1 Answer | Add Yours
Fitzgerald's artisitic triumph, The Great Gatsby, exhibits a literary beauty that sets it apart as the author makes great use of symboism, imagery, and figurative language.
1. The green light on the end of Daisy's pier represents Jay Gatsby's American dreams of "winning the girl" and achieving monetary success. It also symbolizes Daisy's being far away and unreachable, perhaps, even illusionary.
2. The disembodied eyes of Doctor T. J. Ecklesberg on the billboard that stands in the corrupt Valley of Ashes symbolize the blindness to their corruption that those of the Jazz Age have, as well as brooding presence over the slum area where George Wilson declares "God sees everything" after his wife Myrtle dies.

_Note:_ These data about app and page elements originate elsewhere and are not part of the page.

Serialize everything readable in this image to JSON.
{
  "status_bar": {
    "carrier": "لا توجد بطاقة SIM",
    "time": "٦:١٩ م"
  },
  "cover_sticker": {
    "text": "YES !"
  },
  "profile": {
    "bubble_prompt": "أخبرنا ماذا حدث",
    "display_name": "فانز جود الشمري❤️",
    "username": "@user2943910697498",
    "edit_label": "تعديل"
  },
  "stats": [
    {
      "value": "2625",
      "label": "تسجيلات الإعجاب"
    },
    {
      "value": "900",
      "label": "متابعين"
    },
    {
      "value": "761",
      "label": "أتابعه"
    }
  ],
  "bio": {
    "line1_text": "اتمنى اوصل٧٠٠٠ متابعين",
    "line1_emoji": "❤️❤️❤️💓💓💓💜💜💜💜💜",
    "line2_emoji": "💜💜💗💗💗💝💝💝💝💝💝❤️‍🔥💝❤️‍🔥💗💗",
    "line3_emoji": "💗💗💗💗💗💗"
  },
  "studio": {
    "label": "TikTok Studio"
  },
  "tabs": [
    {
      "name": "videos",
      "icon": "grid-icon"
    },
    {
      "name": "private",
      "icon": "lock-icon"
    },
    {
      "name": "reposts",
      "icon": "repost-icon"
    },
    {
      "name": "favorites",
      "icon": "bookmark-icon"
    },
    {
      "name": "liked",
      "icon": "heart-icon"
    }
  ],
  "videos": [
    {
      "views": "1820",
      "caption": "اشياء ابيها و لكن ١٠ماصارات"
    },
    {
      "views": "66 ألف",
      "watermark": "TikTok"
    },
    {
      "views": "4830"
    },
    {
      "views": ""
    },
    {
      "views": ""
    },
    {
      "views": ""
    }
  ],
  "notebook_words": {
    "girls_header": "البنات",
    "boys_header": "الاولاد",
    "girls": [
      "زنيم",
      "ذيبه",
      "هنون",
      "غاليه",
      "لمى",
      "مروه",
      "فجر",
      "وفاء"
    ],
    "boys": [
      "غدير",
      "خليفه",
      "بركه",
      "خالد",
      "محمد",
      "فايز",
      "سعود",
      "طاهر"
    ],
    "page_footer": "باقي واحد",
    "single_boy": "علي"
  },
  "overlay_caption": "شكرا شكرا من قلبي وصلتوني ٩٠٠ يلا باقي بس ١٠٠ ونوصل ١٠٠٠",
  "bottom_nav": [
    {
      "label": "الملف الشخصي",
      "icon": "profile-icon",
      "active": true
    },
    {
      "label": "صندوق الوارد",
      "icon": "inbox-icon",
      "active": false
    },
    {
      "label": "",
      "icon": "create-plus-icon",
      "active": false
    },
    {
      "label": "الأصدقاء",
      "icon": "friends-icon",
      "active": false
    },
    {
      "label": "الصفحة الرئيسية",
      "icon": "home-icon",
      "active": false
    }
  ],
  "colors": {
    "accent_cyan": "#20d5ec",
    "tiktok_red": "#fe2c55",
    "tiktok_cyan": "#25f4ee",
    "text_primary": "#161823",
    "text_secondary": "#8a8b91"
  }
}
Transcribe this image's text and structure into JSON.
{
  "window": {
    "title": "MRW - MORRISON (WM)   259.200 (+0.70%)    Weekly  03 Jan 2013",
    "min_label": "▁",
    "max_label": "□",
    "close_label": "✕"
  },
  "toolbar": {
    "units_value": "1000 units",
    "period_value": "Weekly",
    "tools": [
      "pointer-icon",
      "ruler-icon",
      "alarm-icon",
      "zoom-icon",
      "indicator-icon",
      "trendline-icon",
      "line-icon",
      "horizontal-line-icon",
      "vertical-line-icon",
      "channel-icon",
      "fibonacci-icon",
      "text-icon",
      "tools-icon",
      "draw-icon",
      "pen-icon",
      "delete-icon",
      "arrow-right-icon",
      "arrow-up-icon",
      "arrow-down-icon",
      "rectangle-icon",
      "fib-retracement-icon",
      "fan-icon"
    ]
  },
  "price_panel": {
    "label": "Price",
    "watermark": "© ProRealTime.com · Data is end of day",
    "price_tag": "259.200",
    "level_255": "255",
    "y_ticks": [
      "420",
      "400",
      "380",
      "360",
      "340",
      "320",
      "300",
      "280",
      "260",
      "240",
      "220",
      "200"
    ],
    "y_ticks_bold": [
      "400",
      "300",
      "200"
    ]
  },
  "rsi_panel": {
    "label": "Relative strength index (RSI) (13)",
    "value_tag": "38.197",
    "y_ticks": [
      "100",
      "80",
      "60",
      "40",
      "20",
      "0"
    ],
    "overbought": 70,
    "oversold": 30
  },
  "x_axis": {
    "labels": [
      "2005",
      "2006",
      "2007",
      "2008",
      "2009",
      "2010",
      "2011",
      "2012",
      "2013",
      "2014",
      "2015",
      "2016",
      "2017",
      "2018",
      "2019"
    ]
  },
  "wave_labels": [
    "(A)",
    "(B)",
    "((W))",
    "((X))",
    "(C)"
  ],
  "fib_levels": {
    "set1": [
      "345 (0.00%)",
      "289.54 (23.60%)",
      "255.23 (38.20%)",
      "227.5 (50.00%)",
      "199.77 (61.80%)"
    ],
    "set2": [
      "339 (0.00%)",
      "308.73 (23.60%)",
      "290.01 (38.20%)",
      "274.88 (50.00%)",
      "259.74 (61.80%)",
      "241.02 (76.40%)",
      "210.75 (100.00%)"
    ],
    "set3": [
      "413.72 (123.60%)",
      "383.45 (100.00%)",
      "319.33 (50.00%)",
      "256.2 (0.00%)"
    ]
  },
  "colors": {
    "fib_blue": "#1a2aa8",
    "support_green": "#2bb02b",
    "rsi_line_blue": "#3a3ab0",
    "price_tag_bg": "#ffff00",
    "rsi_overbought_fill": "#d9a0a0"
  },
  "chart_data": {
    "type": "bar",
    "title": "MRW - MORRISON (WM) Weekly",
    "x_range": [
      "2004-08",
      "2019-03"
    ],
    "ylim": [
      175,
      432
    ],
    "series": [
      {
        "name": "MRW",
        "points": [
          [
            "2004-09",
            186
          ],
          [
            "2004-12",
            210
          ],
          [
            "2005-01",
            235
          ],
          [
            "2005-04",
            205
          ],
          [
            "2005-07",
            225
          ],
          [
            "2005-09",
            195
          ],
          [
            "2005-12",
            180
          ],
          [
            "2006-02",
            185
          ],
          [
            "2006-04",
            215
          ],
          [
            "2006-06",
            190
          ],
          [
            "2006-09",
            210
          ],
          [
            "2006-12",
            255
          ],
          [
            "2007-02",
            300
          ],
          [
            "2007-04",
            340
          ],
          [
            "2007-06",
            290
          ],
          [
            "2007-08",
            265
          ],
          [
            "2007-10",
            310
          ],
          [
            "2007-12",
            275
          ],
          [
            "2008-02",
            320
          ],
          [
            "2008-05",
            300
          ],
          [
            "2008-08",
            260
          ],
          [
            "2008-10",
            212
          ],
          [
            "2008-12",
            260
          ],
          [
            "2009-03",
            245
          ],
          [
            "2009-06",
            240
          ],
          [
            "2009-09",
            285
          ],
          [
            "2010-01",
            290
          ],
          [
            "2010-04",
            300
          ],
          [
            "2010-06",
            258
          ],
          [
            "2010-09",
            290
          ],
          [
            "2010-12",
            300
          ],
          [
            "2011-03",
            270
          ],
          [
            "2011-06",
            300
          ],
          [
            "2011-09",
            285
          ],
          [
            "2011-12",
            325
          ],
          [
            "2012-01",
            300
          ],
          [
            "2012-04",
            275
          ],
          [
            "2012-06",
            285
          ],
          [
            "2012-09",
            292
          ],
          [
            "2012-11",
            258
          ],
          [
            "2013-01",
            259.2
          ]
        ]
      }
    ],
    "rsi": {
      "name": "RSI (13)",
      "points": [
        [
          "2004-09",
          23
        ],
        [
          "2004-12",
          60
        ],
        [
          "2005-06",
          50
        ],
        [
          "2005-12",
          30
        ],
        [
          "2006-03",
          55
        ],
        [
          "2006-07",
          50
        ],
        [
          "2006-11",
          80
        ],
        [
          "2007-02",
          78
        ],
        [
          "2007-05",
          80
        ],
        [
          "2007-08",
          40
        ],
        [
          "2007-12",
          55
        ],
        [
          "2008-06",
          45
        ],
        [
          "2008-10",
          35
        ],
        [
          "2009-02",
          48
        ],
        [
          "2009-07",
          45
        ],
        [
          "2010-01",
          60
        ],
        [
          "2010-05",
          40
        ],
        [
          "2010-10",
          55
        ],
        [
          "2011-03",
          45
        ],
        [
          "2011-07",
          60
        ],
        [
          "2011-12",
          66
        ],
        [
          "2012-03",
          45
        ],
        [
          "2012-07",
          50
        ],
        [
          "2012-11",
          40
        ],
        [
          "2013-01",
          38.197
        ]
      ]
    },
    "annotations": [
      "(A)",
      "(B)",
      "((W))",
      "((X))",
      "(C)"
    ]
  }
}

3. The colors yellow and white have great significance. Daisy, whose car is white when Jay meets her, who dresses in white, and whose name suggests a white flower suggests innocence, naivete, and purity. However, the center of the daisy flower is yellow, the color of corruption and greed. Like the flower, Daisy appears innocent, but at her core is corruption and love of money. (Nick describes her voice as sounding like money.)
4. Flowers - Besides Daisy, Myrtle Wilson also has a flower name.
5. The Valley of Ashes - Like the "Wasteland" of T. S. Eliot, which suggests corruption, loneliness and despair, and gloom.
The mythological imagery of Gatsby's car that has fenders like wings possesses a rich cream color, "bright with nickel," is described as Nick states that it is
terraced with a labyrinth of windshields that mirrored a dozen suns. Sitting down behind many layers of glass in a sort of green leather conservatory, we started to town
The human molars that Myron Wolfscheim has as cuff-links bespeaks much of his cruel character. And, there is much color imagery:
sidewalks of "white with moonlight"; Gatsby gulps down "the incomparable mile of wonder"; the producer at the party who has "a blue nose'; Daisy's "gold pencil"; the guests at Gatsby's parties who are "the same many-colred, may-keyed"; the greyness of the Valley of Ashes, "a grey florid man with a hard empty face," Dan Cody.
Daisy weeps with the joy of materialism and buries her face in the many-colored shirts that Gatsby brings out for her perusal when she visits his house.
Light and dark imagery is also employed in novel.
Perhaps the greatest beauty in Fitzgerald's novel is his use of figurative language, the execution of which is an absolute triumph. The novel abounds in simile, metaphor, euphemism, and other figurative devices. Critic Charles Thomas Samuels states that The Great Gatsby has "the precision and splendor of a lyric poem" and is a novel that has made language "celebrate itself." (See the link below to read his essay)
1. Simile - In Chapter Two, Fitzgerald writes, "I gathered later that he was a photographer and had made the dim enlargement of Mrs. Wilson's mother which hovered like an ectoplasm on the wall."
2. Metaphor - West Egg and East Egg are metaphors for the sections of New York which are part of the novel's setting. The West, Midwest represents decency and basic principles of honesty, while the East represents moral decay, materialism, and deceit.
3. Euphemisms - Gatsby speaks of his "advantages" as a young man meaning his introduction to Dan Cody. A "businessman" is Meyer Wolfscheim and "yatching" is used in reference to rumrunning. Wolfscheim asks Nick if he is looking for a "business gonnegtion" [business connection] referring to entry into bootlegging. Jordan Baker refers to Mrytle Wilson as "some woman" rather than Tom's mistress.
When Gatsby relates his "involvement" with the struggle of the Montenegro populace, he says he sympathized with the "brave struggles" which were, in reality, a deadly battle.
Of course, Nick uses euphemisms often saying that he is "casually sorry" for Jordan Baker who is "incurably dishonest."
Critic Charles Thomas Samuels praises The Great Gatsby as having "the precision and splendor of a lyric poem" while possessing a distinctive language that "celebrates itself." (See the link below to read his essay.)
We’ve answered 319,863 questions. We can answer yours, too.Ask a question